Element data from apps and pages
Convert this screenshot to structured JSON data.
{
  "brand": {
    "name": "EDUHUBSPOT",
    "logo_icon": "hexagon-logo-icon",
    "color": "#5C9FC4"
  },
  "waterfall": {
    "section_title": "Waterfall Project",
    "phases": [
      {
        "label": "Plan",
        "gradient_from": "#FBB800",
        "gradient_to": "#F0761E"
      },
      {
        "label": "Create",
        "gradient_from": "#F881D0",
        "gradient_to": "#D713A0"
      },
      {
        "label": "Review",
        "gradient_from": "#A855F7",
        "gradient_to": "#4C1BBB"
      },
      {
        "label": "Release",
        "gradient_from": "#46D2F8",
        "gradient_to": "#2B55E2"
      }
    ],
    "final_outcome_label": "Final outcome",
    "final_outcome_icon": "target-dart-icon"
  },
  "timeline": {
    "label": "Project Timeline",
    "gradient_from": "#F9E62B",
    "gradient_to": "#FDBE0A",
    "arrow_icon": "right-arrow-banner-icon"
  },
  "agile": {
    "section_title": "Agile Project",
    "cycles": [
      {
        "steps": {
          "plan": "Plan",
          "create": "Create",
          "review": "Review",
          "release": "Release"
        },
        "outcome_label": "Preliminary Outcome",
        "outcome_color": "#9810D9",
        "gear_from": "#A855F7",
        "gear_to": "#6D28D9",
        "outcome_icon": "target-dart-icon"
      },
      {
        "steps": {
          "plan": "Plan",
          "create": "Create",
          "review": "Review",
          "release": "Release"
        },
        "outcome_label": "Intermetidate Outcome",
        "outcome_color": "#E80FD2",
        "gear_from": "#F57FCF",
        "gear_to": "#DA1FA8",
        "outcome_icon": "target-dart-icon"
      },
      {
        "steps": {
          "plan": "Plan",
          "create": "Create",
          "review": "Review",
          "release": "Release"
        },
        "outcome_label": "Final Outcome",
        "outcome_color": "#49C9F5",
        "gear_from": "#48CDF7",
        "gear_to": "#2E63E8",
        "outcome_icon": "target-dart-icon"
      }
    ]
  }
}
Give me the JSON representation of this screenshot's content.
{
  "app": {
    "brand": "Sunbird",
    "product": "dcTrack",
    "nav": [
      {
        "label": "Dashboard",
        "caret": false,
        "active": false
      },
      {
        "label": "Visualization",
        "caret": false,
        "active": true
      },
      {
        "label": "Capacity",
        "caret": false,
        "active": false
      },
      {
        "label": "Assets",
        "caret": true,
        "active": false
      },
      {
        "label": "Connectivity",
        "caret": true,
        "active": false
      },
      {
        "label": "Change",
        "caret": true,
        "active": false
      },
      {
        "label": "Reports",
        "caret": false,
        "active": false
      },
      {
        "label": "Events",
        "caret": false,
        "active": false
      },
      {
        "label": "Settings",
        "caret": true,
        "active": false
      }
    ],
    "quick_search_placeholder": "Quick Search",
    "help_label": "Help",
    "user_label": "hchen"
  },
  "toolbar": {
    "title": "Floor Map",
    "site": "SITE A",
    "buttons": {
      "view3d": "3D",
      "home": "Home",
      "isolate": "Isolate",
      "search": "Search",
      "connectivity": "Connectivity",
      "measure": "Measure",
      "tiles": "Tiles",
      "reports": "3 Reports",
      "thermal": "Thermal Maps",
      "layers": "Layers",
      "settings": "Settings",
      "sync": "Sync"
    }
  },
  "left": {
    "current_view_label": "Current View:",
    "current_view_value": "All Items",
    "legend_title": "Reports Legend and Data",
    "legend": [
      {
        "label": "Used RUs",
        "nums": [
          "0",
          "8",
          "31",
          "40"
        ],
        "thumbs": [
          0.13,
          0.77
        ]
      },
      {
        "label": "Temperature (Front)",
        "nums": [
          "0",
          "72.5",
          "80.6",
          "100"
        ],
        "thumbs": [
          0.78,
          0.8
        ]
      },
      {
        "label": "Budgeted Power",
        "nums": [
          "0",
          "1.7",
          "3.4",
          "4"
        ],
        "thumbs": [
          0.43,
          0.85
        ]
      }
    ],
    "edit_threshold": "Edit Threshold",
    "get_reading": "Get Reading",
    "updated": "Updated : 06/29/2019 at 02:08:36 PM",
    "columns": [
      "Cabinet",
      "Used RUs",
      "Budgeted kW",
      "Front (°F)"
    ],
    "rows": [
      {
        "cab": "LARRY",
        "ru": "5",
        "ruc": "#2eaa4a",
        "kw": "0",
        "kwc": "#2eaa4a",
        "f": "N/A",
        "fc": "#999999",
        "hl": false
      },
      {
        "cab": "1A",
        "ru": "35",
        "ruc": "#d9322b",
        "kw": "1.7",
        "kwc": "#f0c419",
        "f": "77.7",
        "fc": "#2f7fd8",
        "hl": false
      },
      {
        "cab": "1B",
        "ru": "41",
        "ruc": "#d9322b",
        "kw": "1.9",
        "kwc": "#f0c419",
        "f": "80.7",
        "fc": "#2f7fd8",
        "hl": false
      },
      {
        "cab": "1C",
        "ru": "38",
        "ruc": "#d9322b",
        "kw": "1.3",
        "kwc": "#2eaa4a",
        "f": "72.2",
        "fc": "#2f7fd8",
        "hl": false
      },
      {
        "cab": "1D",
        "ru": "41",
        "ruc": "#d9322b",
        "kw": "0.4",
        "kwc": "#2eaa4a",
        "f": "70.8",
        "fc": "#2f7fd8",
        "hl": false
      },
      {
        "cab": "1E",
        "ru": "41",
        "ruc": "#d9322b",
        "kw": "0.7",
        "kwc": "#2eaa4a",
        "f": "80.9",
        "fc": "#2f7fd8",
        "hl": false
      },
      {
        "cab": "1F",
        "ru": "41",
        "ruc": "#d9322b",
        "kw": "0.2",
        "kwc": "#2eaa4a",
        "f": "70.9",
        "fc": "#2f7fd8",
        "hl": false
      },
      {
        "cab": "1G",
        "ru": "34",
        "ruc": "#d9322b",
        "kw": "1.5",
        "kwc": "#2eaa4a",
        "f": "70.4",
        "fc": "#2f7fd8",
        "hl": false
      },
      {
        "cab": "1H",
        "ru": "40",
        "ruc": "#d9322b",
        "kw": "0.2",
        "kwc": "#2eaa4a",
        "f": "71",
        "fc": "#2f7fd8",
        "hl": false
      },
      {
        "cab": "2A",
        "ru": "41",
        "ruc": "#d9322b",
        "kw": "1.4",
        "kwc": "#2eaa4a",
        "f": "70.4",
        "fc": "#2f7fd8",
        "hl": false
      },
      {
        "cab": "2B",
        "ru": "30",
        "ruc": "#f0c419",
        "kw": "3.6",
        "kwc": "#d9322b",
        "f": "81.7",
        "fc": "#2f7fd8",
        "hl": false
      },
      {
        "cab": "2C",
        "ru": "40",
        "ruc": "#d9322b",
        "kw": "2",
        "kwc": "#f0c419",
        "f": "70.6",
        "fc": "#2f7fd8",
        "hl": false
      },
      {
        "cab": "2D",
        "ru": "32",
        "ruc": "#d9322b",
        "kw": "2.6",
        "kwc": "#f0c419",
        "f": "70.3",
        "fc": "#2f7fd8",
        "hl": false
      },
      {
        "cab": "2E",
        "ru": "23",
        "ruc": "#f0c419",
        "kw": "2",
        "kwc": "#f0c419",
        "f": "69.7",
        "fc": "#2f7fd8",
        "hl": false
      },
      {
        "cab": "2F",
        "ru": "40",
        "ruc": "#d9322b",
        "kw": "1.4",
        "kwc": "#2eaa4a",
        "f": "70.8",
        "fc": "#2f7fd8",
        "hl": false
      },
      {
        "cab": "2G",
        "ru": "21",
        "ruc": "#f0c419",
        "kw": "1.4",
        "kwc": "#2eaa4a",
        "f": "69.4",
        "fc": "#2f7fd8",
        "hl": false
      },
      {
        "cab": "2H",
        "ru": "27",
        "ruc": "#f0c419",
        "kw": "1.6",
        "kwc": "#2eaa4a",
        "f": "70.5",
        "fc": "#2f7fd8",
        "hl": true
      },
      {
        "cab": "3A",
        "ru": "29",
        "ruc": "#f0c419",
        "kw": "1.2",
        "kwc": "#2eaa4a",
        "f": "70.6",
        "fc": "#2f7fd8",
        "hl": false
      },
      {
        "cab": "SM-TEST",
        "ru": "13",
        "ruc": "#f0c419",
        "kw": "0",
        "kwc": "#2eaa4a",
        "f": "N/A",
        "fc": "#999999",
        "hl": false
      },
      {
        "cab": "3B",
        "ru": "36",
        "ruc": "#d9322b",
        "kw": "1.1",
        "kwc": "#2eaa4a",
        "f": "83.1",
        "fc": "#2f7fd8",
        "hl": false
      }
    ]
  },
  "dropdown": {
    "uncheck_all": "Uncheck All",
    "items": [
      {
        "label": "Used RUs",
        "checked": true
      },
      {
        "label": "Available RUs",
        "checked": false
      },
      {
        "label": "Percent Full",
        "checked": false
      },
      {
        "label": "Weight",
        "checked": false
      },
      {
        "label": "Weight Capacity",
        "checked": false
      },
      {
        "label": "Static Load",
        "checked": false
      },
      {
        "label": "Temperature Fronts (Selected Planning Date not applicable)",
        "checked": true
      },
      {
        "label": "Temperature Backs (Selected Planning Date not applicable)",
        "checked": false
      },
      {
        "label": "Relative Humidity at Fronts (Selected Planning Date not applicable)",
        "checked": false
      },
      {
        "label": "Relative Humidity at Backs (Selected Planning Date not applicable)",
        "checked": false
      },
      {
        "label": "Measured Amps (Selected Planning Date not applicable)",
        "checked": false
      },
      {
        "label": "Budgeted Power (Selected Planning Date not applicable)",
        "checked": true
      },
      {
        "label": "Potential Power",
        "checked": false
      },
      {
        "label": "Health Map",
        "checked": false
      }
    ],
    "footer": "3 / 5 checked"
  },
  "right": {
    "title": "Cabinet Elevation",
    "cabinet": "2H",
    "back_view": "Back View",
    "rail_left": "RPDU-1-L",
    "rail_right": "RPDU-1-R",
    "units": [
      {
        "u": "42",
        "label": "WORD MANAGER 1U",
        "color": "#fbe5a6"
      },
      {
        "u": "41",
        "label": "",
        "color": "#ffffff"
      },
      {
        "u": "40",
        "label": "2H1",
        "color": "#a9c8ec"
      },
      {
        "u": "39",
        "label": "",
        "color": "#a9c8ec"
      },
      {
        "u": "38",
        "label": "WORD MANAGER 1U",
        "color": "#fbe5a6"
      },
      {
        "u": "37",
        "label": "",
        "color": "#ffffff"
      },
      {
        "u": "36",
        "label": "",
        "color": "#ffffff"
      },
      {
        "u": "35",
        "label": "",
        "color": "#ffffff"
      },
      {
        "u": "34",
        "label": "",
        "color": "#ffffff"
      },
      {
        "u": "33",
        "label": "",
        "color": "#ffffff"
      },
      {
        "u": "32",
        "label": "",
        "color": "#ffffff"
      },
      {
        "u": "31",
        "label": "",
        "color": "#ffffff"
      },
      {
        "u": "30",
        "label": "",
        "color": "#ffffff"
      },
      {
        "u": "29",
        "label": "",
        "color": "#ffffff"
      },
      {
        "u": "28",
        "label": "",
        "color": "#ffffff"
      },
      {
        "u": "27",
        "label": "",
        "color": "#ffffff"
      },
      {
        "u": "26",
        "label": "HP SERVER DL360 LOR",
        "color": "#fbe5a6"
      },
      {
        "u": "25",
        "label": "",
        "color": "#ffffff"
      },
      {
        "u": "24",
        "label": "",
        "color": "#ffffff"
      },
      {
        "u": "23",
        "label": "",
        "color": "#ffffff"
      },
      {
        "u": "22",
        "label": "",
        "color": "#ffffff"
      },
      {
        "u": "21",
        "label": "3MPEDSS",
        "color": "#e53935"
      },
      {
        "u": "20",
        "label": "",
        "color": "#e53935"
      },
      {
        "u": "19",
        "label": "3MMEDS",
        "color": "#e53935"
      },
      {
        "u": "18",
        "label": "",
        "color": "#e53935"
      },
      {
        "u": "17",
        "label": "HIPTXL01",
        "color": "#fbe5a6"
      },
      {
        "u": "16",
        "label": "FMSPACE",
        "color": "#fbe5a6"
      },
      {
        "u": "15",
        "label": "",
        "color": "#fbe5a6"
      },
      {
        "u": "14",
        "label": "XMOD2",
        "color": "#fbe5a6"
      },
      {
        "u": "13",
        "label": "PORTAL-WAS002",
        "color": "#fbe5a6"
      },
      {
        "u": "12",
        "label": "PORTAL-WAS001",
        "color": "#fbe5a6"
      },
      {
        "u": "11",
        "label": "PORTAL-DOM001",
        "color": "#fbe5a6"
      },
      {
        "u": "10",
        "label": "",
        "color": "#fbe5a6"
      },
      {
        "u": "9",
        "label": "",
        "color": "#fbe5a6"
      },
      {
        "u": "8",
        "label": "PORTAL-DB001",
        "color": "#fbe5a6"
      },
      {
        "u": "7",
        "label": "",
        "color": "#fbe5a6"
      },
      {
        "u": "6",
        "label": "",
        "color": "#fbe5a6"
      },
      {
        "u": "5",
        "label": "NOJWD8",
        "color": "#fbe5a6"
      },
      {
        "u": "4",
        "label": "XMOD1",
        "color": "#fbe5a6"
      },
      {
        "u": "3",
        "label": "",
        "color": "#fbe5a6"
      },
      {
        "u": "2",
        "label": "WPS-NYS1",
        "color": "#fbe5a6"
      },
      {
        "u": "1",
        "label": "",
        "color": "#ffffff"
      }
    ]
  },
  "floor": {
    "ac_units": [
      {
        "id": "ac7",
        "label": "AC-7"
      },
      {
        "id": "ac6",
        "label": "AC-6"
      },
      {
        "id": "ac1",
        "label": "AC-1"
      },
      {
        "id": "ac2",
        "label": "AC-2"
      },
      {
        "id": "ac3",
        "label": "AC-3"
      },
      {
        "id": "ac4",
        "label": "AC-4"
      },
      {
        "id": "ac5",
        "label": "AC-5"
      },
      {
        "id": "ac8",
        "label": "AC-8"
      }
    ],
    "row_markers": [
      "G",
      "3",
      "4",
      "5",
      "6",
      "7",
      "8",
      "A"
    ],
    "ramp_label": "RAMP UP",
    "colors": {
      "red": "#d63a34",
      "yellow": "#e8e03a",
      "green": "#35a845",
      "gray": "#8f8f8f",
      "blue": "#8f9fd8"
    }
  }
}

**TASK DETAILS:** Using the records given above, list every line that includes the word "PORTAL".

**OUTPUT OF THE TASK:**
        "label": "PORTAL-WAS002",
        "label": "PORTAL-WAS001",
        "label": "PORTAL-DOM001",
        "label": "PORTAL-DB001",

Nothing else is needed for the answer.